Unveiling the Mercedes S500 Plug-in Hybrid, which can run for 30 km on electric power alone and has an official fuel consumption figure of  3.2 litres/100 km (lower than the Smart diesel), Daimler chief executive Dieter Zetsche said: ‘We have developed a modular system that allows us to use these new technologies in various combinations. At this time of uncertainty it is risky to forget any of the possible directions’.

2009 Audi e-tron conceptVolkswagen, the largest European car company, had looked as if it was running behind in this race to go electric. The Audi e-tron, a kind of electric R8 to challenge the Telsa Roadster, isn’t very convincing and the little e-up! EV isn’t slated for production before 2013. CEO Martin Winterkorn forecasts only 1.5% EVs by 2020.

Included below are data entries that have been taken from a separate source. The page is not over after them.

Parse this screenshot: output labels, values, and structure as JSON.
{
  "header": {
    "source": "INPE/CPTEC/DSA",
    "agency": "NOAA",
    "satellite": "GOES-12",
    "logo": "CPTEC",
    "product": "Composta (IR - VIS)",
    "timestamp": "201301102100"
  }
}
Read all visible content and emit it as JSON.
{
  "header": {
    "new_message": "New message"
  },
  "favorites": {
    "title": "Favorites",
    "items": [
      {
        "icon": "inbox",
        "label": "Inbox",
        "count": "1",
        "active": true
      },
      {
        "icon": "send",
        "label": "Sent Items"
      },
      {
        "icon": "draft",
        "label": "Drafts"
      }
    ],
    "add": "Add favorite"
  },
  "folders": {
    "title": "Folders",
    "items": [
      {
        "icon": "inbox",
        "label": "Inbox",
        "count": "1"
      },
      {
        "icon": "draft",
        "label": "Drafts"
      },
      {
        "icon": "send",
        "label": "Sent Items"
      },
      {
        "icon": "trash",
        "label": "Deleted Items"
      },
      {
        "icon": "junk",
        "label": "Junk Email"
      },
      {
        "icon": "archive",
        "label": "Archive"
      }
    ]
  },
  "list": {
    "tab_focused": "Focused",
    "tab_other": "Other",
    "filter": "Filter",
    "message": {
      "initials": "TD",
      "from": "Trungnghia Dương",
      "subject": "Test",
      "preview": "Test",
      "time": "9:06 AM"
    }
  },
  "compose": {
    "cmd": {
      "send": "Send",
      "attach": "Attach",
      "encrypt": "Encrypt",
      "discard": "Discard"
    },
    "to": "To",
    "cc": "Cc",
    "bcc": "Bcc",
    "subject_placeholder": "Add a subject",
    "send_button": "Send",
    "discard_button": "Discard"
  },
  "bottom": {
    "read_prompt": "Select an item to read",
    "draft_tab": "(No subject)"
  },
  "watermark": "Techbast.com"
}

But then on the first preview day of the show Volkswagen trumped everyone with the L1 concept.

L1 is a development of the ‘1 litre’ technology demonstrator that VW wheeled out seven years ago. The 1 litre didn’t refer to the engine displacement but to the fuel consumption of 1 litre/100 km. VW chairman Ferdinand Piech drove the original from Wolfsburg to Hamburg for Volkswagen’s Annual general meeting.

2009 Volkswagen L1 ConceptL1 is a tandem two-seater like Renault’s Twizy but way more sophisticated. It has a moulded carbon-fibre chassis like a race car with a hybrid power train installed behind the passenger. The 800 cc twin-cylinder TDI diesel engine, an electric motor, a clutch system and a seven-speed DSG transmission are installed in a transverse unit that is about the size of a Formula 1 gearbox. The cigar-shaped L1, which weighs only 380 kg, has a record-breaking drag coefficient of 0.195.

Volkswagen claims that the L1 is the world’s most fuel-efficient car. It will do 160km/h and has a combined fuel consumption of 1.38 litres/100 km. The 10 kW electric motor plays a relatively minor role in this exceptional ratio of performance and fuel economy and one senses that is VW’s message: electric cars are coming but don’t forget that the combustion engine still has a long life ahead of it.

Post Review

Your email address will not be published. Required fields are marked *